An exhibit on WWII in the Philippines will be on view at the consulate on April 11-29. Throughout the month, Caring for Our Heroes provider resource fairs will take place in Union City (April 16), Daly City and Vallejo (April 17), and Sacramento (April 18). Maj. Gen. Antonio Tagubawill be the guest speaker.
Gaerlan has an overarching objective to preserve the Filipino soldiers’ contribution for succeeding generations.
She is working to have certain facts memorialized in the curriculum of high schools in the Golden State. Initiated in 2014, the effort targets Grades 10 and 11 in "all school districts."
"The more monumental task is in getting the history teachers to teach this," she told this writer. "We are already starting the process of creating a curriculum template that will be historically accurate and will reflect the perspective of those who were in the Philippines during WWII."
Gaerlan also wants to correct "some inaccuracies in the proposed text of the history curriculum" to state that the Filipino soldiers actually served under the same command as the American soldiers—USAFFE—as well as the "bigger significance" of the Battle of Bataan.
"Most books only know the Fall of Bataan as the largest single surrender in military history," she said. "Despite suffering from massive diseases and starvation and fighting without any air support as a result of the Europe First Policy, the USAFFE troops performed a delaying action that disrupted the timetable of the Imperial Japanese Army of 52 days, defending Bataan for 99 days. They exceeded their mandate of performing a delaying action by 47 days which gave the Allied Forces the time to harness the resources that eventually led to their victory."
Gaerlan's effort parallels the advocacy for the Filipino farm worker leaders who united with Mexican workers and sparked the Grape Strike of 1965. Their tenacity gained the attention and support of influential people and led to the unionization of California farm labor, a fact now recorded and taught in state schools.
"Their story of sacrifice and heroism should be learned by each and every student here in the US and even in the Philippines and Japan," stressed Gaerlan. She takes pride in their "story of great sacrifice because majority of those who fought and died were Filipinos.
Gaerlan depicts the fate met by the brave warriors:
"When the Philippines was invaded on December 8, 1941, training for the Filipino soldiers barely started. They were given WWI artillery and equipment, many of which were defective, and because Bataan was not prepared as called for under the War Plan Orange 3 (MacArthur changed the plan to meet the enemy on the beaches in Sept. 1941), the soldiers were already on half rations by early January and by March on quarter rations. Quinine, the cure for malaria was no longer distributed by February so there was rampant malaria aside from dysentery, beriberi and other diseases.
"By the time of the surrender on April 9, there were no longer any reserve troops and only two days of quarter rations left.
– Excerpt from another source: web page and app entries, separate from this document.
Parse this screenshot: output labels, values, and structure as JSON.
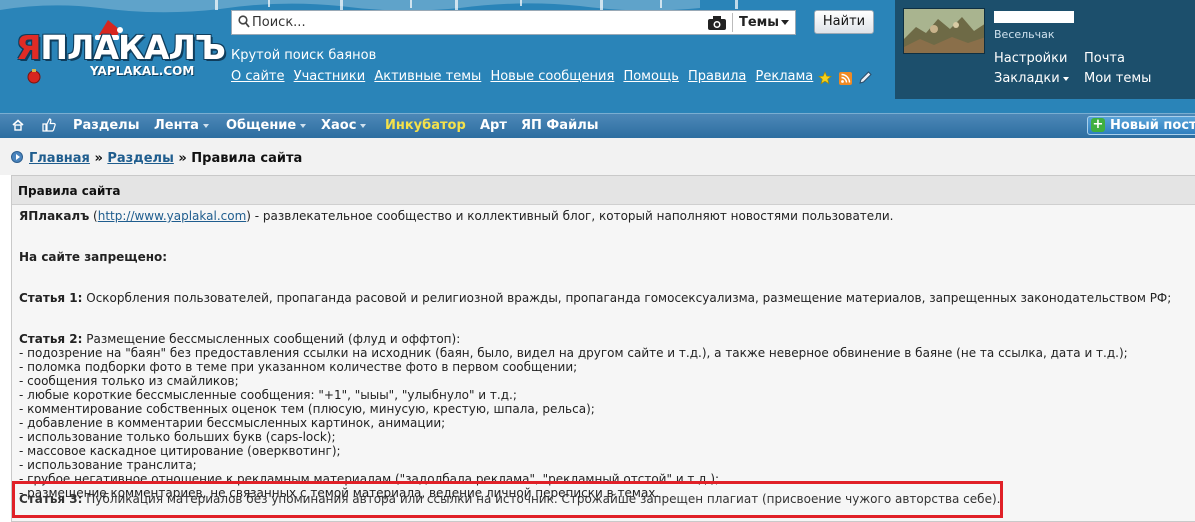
{
  "header": {
    "logo_text": "ЯПЛАКАЛЪ",
    "logo_sub": "YAPLAKAL.COM",
    "search": {
      "placeholder": "Поиск...",
      "scope": "Темы",
      "button": "Найти"
    },
    "tagline": "Крутой поиск баянов",
    "links": [
      "О сайте",
      "Участники",
      "Активные темы",
      "Новые сообщения",
      "Помощь",
      "Правила",
      "Реклама"
    ],
    "user": {
      "title": "Весельчак",
      "links": {
        "settings": "Настройки",
        "mail": "Почта",
        "bookmarks": "Закладки",
        "my_topics": "Мои темы"
      }
    }
  },
  "nav": {
    "items": [
      {
        "label": "Разделы",
        "dropdown": false
      },
      {
        "label": "Лента",
        "dropdown": true
      },
      {
        "label": "Общение",
        "dropdown": true
      },
      {
        "label": "Хаос",
        "dropdown": true
      },
      {
        "label": "Инкубатор",
        "dropdown": false
      },
      {
        "label": "Арт",
        "dropdown": false
      },
      {
        "label": "ЯП Файлы",
        "dropdown": false
      }
    ],
    "new_post": "Новый пост"
  },
  "breadcrumb": {
    "home": "Главная",
    "sections": "Разделы",
    "sep": "»",
    "current": "Правила сайта"
  },
  "rules": {
    "title": "Правила сайта",
    "intro_name": "ЯПлакалъ",
    "intro_url": "http://www.yaplakal.com",
    "intro_rest": " - развлекательное сообщество и коллективный блог, который наполняют новостями пользователи.",
    "forbidden": "На сайте запрещено:",
    "art1_label": "Статья 1:",
    "art1_text": " Оскорбления пользователей, пропаганда расовой и религиозной вражды, пропаганда гомосексуализма, размещение материалов, запрещенных законодательством РФ;",
    "art2_label": "Статья 2:",
    "art2_text": " Размещение бессмысленных сообщений (флуд и оффтоп):",
    "art2_items": [
      "- подозрение на \"баян\" без предоставления ссылки на исходник (баян, было, видел на другом сайте и т.д.), а также неверное обвинение в баяне (не та ссылка, дата и т.д.);",
      "- поломка подборки фото в теме при указанном количестве фото в первом сообщении;",
      "- сообщения только из смайликов;",
      "- любые короткие бессмысленные сообщения: \"+1\", \"ыыы\", \"улыбнуло\" и т.д.;",
      "- комментирование собственных оценок тем (плюсую, минусую, крестую, шпала, рельса);",
      "- добавление в комментарии бессмысленных картинок, анимации;",
      "- использование только больших букв (caps-lock);",
      "- массовое каскадное цитирование (оверквотинг);",
      "- использование транслита;",
      "- грубое негативное отношение к рекламным материалам (\"задолбала реклама\", \"рекламный отстой\" и т.д.);",
      "- размещение комментариев, не связанных с темой материала, ведение личной переписки в темах."
    ],
    "art3_label": "Статья 3:",
    "art3_text": " Публикация материалов без упоминания автора или ссылки на источник. Строжайше запрещен плагиат (присвоение чужого авторства себе)."
  },
  "colors": {
    "header_bg": "#2a84b8",
    "user_panel": "#1c4f6c",
    "nav_bg": "#3a79ab",
    "incubator": "#f5e14a",
    "highlight": "#e02027",
    "link": "#1f5d8e"
  }
}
Despite promises that help was on the way, little did they know that their fate was already sealed. Between January and April 1941, there was a series of Conversations between the British and the Americans, setting the foundations of the Europe First Policy. This was sealed during the Arcadia conference in Washington DC with President Roosevelt and Prime Minister Winston Churchill in December 1941 to January 1942.
"In February 1946, just five months after the war ended, under the First Rescission Act the U.S. declared the service of the Filipinos during the war as not full time, thereby denying them of their veterans' benefits."
The United States dealt gross injustice upon the Filipinos, but the ultimate injustice is for fellow Filipinos' apathy to efforts of those like Gaerlan to enshrine the unsung heroes of WWII heroes in U.S. annals.
For more information on related events, visit www.bataanlegacy.org or call the Philippine Consulate (415)433-6666 x 313. —Philippine News